Here we see an index card written by Lawrence Kasdan and Barbara Benedek during the preparation period before writing the screenplay of the cult movie The Big Chill (Columbia Tristar).
Many artists and authors are preoccupied with certain themes, which can be seen to recur throughout their oeuvre. Compare for example such disparate films as George Lucas’ Star Wars trilogy and his earlier work American Graffiti, which depicted one single night for a bunch of small-town high-school kids. Though apparently very different from the spectacular space opera, American Graffiti is about some of the same themes: the value of education, escaping into the unknown, selflessness versus selfishness, and “you can’t stay 17 forever”.
And what about those writer traps?
First, the danger of overstating. An author may present a theme too prescriptively for the audience or reader to feel for themselves the truth of the proposition. Being too explicit about “the moral of the story” leads to scenes that scream “author’s message!” – which kills the emotional impact of the story. Ideally, the audience will not recognise the theme while “in” the story, only afterwards when they consider what emotional impact the story had on them, i.e. what they have learnt. As we said above, the readers/viewers want to work it out for themselves.
Second, composing the story according to a theme, making sure every little detail corresponds to the chosen proposition, bears the risk of pre-interpretation. Once the audience or reader has figured out what the theme is, if everything that follows simply substantiates it there are no surprises anymore. This is, of course, lethal to enjoyment of the story. The audience needs to be surprised, again and again. Which means not fulfilling all the expectations a theme may entail.

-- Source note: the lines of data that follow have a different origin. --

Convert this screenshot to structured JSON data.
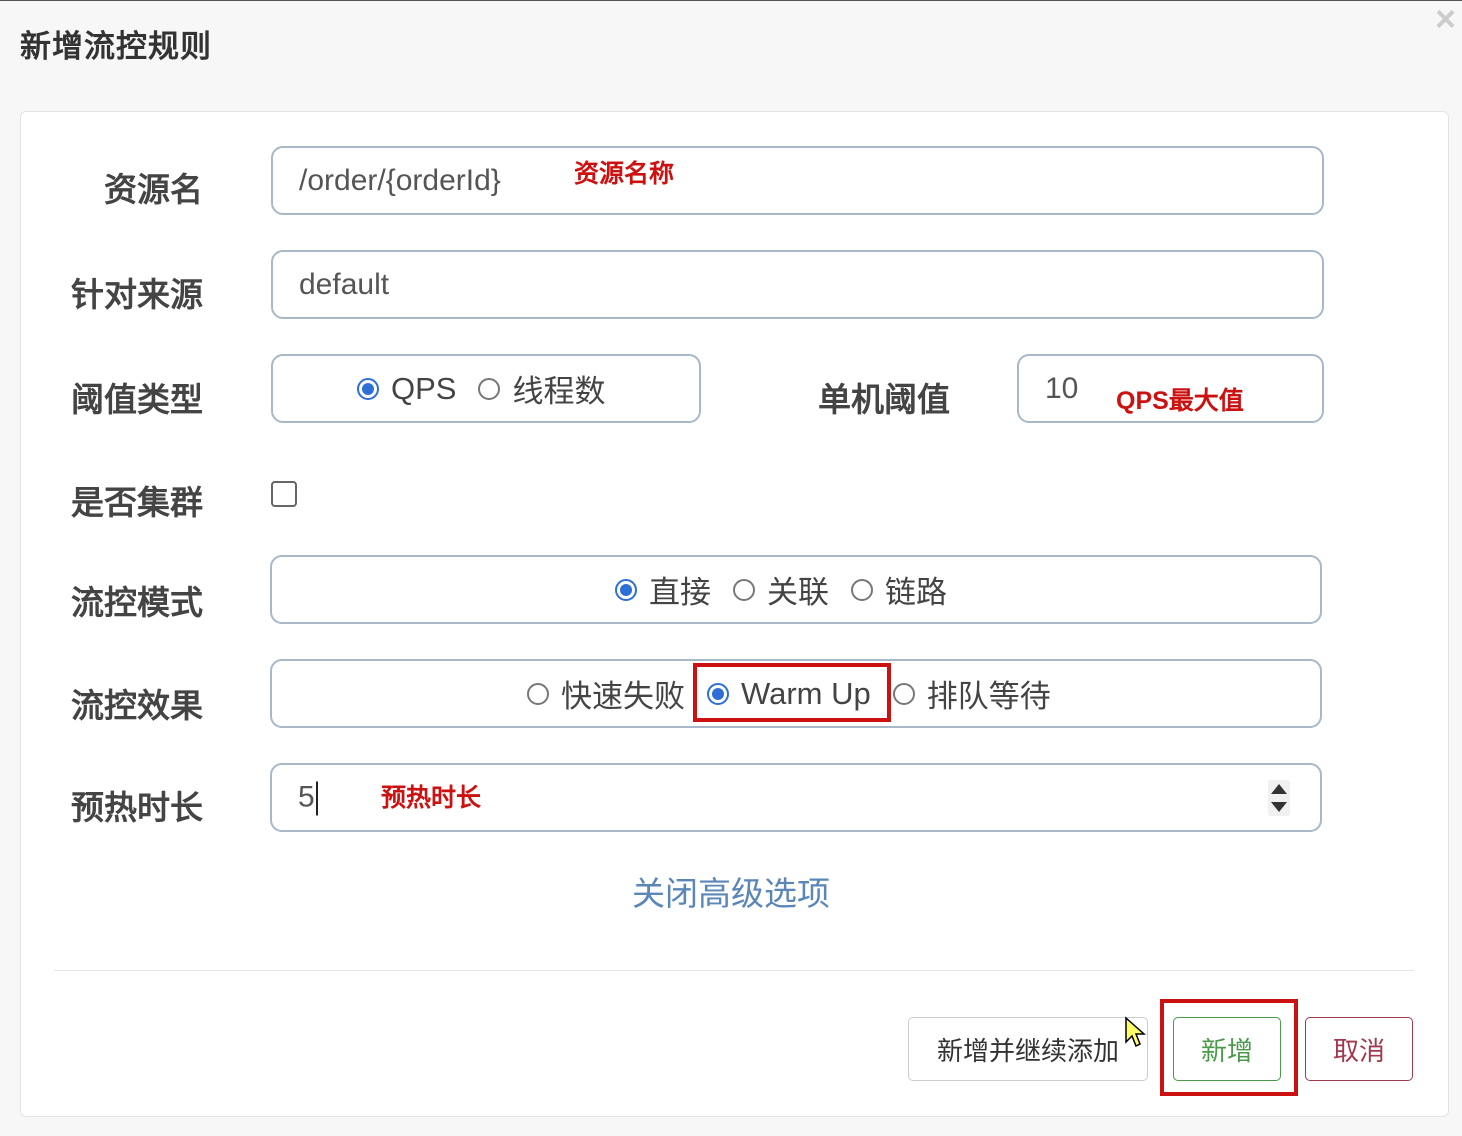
{
  "dialog": {
    "title": "新增流控规则",
    "close_icon": "×"
  },
  "form": {
    "resource": {
      "label": "资源名",
      "value": "/order/{orderId}",
      "annotation": "资源名称"
    },
    "origin": {
      "label": "针对来源",
      "value": "default"
    },
    "threshold_type": {
      "label": "阈值类型",
      "options": [
        "QPS",
        "线程数"
      ],
      "selected": "QPS"
    },
    "threshold": {
      "label": "单机阈值",
      "value": "10",
      "annotation": "QPS最大值"
    },
    "cluster": {
      "label": "是否集群",
      "checked": false
    },
    "control_mode": {
      "label": "流控模式",
      "options": [
        "直接",
        "关联",
        "链路"
      ],
      "selected": "直接"
    },
    "control_effect": {
      "label": "流控效果",
      "options": [
        "快速失败",
        "Warm Up",
        "排队等待"
      ],
      "selected": "Warm Up"
    },
    "warmup": {
      "label": "预热时长",
      "value": "5",
      "annotation": "预热时长"
    },
    "advanced_link": "关闭高级选项"
  },
  "footer": {
    "add_continue_label": "新增并继续添加",
    "add_label": "新增",
    "cancel_label": "取消"
  },
  "colors": {
    "accent": "#2e6fd6",
    "annotation": "#cc1111",
    "link": "#5a86b8",
    "add_button": "#4a9a4a",
    "cancel_button": "#a0384e"
  }
}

By the way, it may be of benefit to keep the notion of theme separate from the concept of premise, which we will define as a specific way of creating and describing story ideas.
Photo by Oleg Laptev on Unsplash.
The Big Chill card photographed from the extras of the 15 year anniversary edition DVD (Columbia Tristar).
Related function in the Beemgee story development tool:
Is there a story inside you trying to come out?